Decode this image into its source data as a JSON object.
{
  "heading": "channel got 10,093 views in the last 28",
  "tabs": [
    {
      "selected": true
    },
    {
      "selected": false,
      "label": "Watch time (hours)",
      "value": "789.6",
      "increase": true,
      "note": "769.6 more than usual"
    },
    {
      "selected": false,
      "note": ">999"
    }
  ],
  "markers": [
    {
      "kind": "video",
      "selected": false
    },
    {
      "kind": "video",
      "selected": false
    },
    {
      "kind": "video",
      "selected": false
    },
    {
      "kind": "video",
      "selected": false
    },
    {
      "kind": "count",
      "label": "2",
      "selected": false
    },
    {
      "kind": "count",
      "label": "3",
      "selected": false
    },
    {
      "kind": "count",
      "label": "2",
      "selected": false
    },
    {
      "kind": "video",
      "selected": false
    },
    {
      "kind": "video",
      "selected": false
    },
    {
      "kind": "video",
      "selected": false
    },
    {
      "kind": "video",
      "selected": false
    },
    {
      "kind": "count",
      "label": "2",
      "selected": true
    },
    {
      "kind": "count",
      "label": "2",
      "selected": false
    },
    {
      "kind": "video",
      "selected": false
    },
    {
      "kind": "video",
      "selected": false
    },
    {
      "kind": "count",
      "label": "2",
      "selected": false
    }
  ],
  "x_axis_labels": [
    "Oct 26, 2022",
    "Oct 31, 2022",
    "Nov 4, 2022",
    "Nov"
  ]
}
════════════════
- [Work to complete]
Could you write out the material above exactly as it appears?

- [The answer]
Decode this image into its source data as a JSON object.
{
  "heading": "channel got 10,093 views in the last 28",
  "tabs": [
    {
      "selected": true
    },
    {
      "selected": false,
      "label": "Watch time (hours)",
      "value": "789.6",
      "increase": true,
      "note": "769.6 more than usual"
    },
    {
      "selected": false,
      "note": ">999"
    }
  ],
  "markers": [
    {
      "kind": "video",
      "selected": false
    },
    {
      "kind": "video",
      "selected": false
    },
    {
      "kind": "video",
      "selected": false
    },
    {
      "kind": "video",
      "selected": false
    },
    {
      "kind": "count",
      "label": "2",
      "selected": false
    },
    {
      "kind": "count",
      "label": "3",
      "selected": false
    },
    {
      "kind": "count",
      "label": "2",
      "selected": false
    },
    {
      "kind": "video",
      "selected": false
    },
    {
      "kind": "video",
      "selected": false
    },
    {
      "kind": "video",
      "selected": false
    },
    {
      "kind": "video",
      "selected": false
    },
    {
      "kind": "count",
      "label": "2",
      "selected": true
    },
    {
      "kind": "count",
      "label": "2",
      "selected": false
    },
    {
      "kind": "video",
      "selected": false
    },
    {
      "kind": "video",
      "selected": false
    },
    {
      "kind": "count",
      "label": "2",
      "selected": false
    }
  ],
  "x_axis_labels": [
    "Oct 26, 2022",
    "Oct 31, 2022",
    "Nov 4, 2022",
    "Nov"
  ]
}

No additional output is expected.